With rich characters at its heart, Elise Gregory’s debut novel The Clayfields entwines readers into its community and sings an ode to contemporary rural life. In this lush novel, Gregory paints unforgettable portraits: of Terra, transported by love to a second life on a modern farm, and of Lupine, an unusual teenager utterly at home, if alone. There’s also Etzel, a one-time German POW who dreams of the past, and Jason, who works, dangerously, toward a new farming future.
This novel-in-stories is told from multiple characters’ points of view, a form that—as fans of Louise Erdrich’s Love Medicine, Elizabeth Strout’s Olive Kitteridge, and J. Ryan Stradal’s Kitchens of the Great Midwest will recognize—is an ideal choice to give voice to a community and tell the story of its interconnections.
Gregory skillfully divides character arcs across short, layered vignettes for a propulsive read. The narrative revolves around the community’s support for a newcomer after the sudden death of her husband. As the stories unfold, readers can see how various characters’ lives are affected by one another’s choices—and by their commitments to and care for one another.
The book is further ordered like an almanac, with sections labeled for seasonal moons. Gregory’s characters’ lives within, and knowledge of, their natural world make for another delight of the book. Meet characters who hunt morels and craft artisanal cheeses and who know how a bit of wax applied to a teat will keep milk from dripping onto a 4H judge’s shoes.
Yet the world Gregroy creates is not limited to a romantic version of a past pastoral life. In The Clayfields, many churches have been converted to antique stores, the water is not always potable, grandmothers are not who we wish they would be, and we see that some labor without the safety of green cards.
At the same time, Gregory’s novel offers hope for rural life: It’s a place where a young couple can still buy land and make a future, on horseback if they wish; where a girl in a cornfield can be fully in charge of her own sexuality; and where two young women can reinvent the bake-off competition and maybe broaden some of their neighbors’ understanding of love.
Gregory is a Wisconsin writer and published poet from Pierce County, writing about contemporary Wisconsin people, in a novel published by a Wisconsin press.
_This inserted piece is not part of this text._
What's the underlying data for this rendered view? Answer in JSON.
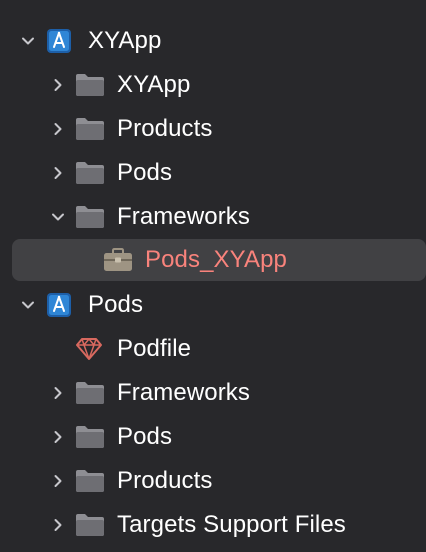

If the question is What does a sustainable literature look like?, then this book offers one satisfying answer.
Still, readers from anywhere will appreciate Gregory’s subtly powerful portrait of this community of humans, very much alive within a contemporary natural world, reckoning with the stunning thing that it is to care and to belong.